The AJC reported in May that Baker's campaigns for attorney general received hundreds of thousands of dollars in contributions from lawyers and firms his office pays to represent the state in court. During five years, those lawyers, known as SAAGs, have been paid $173 million by the state.

Baker told the AJC that he does not accept contributions from lawyers who are being paid by the state, even though state law does not prohibit such donations.

But after the AJC found several contributions from state-paid private lawyers, Baker said he would return the money.

Jeff DiSantis, his campaign manager, said it will take time to go through previous reports and pinpoint all of the SAAGs who gave to his campaigns.

That money will have to come out of Baker's a re-election account for attorney general, not the $700,000 he's raised to run for governor. The attorney general's account has just $4,100 left, which won't be enough to pay back the contributions.

On his governor's race report filed Tuesday, Baker lists returning $1,250 to two lawyers, William Jenkins and Marie Watson, who have been paid a combined $1.7 million over the past five years by the attorney general's office to represent the state.

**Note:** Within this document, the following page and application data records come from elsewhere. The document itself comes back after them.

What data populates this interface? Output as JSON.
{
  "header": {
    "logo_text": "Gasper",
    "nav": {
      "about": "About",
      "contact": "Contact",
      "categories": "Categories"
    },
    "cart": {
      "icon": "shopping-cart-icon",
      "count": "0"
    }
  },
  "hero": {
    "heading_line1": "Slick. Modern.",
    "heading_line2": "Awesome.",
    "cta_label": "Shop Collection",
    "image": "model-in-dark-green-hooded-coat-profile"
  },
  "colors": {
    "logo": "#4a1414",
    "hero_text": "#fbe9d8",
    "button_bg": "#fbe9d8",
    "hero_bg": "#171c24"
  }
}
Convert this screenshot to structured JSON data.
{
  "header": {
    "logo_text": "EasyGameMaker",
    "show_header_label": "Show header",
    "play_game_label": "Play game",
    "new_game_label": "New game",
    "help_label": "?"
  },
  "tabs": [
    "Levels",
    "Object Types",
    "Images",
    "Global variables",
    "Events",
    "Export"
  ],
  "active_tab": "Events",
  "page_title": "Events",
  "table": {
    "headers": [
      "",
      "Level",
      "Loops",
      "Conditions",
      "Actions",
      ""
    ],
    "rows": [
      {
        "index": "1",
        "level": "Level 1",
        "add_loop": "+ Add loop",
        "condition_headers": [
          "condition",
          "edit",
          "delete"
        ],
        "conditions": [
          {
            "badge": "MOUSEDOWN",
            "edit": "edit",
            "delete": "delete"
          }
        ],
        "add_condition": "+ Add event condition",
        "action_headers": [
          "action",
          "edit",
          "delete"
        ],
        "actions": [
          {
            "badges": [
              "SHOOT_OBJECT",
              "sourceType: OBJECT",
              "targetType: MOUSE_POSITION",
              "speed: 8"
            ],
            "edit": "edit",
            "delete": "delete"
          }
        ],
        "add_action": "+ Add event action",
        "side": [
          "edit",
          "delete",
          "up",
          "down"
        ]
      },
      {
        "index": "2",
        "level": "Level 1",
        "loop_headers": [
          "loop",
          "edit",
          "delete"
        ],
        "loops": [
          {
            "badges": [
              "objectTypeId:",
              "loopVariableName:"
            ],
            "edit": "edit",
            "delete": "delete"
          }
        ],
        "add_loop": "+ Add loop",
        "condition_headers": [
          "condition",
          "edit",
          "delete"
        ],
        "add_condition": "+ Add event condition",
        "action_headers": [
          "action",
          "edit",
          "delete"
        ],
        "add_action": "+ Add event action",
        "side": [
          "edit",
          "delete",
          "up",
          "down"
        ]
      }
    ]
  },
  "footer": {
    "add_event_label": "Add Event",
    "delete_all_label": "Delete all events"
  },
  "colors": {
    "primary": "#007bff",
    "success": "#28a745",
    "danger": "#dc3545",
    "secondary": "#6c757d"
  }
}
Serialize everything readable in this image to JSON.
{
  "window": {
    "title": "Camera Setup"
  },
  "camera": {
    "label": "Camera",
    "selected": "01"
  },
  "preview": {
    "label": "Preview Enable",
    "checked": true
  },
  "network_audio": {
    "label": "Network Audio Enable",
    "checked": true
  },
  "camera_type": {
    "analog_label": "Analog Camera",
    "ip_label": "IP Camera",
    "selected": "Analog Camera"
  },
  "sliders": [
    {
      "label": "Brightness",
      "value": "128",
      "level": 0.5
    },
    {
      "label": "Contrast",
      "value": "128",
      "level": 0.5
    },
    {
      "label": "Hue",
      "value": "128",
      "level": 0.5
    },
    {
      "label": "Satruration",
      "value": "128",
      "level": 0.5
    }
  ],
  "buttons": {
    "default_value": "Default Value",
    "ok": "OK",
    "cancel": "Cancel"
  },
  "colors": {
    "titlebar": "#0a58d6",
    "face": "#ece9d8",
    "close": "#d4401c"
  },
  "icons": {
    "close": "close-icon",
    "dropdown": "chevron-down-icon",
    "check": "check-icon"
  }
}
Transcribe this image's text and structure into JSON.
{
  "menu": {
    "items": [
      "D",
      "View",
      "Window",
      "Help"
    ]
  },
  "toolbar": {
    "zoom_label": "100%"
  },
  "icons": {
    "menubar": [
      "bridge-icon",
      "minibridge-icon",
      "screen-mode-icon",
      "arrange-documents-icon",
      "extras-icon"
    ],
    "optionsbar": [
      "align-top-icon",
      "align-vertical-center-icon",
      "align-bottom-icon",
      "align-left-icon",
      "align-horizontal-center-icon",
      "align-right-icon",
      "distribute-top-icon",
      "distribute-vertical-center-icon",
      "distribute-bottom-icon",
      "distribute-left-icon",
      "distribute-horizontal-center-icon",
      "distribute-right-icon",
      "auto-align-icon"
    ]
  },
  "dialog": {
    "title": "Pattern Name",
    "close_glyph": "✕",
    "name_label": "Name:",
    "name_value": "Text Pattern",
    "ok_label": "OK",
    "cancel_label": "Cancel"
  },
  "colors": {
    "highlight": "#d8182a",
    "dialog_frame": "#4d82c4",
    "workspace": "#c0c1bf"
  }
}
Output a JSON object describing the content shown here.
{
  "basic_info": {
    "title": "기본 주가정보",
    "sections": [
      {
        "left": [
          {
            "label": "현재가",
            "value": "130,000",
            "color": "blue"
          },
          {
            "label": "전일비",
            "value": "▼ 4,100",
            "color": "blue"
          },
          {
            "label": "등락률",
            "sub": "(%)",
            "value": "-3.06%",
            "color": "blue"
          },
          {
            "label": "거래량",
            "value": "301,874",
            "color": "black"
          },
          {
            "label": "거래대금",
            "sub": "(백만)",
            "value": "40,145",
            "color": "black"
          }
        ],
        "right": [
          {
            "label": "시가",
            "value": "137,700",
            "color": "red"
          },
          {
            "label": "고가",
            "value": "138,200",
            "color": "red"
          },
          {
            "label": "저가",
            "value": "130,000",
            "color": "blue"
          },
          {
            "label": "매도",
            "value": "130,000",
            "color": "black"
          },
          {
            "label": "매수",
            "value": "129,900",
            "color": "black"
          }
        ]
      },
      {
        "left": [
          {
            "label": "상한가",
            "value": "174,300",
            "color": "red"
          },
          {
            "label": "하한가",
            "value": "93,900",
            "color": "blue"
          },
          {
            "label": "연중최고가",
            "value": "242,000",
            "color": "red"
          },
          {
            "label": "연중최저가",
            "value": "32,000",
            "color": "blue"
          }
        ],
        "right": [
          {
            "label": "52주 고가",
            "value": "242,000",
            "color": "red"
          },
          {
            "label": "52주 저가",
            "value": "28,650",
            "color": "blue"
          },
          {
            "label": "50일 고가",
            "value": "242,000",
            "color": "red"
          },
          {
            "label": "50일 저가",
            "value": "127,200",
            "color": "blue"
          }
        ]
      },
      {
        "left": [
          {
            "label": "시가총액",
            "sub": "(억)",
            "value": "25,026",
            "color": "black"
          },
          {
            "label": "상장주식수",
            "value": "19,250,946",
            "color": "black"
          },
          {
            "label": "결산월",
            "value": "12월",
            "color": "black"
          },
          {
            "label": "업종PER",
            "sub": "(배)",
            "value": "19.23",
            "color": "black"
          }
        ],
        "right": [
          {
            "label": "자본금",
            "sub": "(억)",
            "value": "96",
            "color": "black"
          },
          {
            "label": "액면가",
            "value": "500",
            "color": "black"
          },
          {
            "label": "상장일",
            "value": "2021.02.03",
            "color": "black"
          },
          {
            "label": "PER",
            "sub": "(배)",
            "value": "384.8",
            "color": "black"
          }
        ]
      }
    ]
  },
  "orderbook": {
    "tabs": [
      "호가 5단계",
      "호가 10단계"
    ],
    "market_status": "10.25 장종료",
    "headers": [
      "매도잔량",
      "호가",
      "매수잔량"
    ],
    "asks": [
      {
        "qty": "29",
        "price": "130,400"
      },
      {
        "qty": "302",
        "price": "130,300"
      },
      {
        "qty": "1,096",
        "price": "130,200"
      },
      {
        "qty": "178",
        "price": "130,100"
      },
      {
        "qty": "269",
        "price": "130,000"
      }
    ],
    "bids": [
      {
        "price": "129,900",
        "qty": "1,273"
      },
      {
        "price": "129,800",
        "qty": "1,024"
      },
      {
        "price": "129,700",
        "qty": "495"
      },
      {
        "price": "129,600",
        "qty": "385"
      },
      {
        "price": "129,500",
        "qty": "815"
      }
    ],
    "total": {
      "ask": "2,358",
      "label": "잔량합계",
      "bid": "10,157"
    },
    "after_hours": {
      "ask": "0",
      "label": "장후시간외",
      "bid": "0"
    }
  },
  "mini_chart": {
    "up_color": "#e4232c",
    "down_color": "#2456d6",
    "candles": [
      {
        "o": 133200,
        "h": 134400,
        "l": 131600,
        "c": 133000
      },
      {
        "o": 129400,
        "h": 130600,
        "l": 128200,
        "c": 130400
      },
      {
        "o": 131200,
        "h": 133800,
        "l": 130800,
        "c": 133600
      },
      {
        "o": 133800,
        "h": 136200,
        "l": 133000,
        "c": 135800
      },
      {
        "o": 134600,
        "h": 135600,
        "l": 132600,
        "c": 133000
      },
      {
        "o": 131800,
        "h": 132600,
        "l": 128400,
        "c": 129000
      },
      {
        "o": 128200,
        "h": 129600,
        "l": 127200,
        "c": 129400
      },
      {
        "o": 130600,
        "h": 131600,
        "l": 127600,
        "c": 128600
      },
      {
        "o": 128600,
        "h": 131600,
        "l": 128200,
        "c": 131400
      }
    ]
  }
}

The report also shows Baker has continued to take contributions from law firms whose lawyers are paid by the state. For instance, Baker's gubernatorial campaign received $17,000 from the Marietta law firm of Gerald E. Moore, the lawyer's family and staffers. Moore has received about $252,000 from Baker's office to represent the state over the past five years.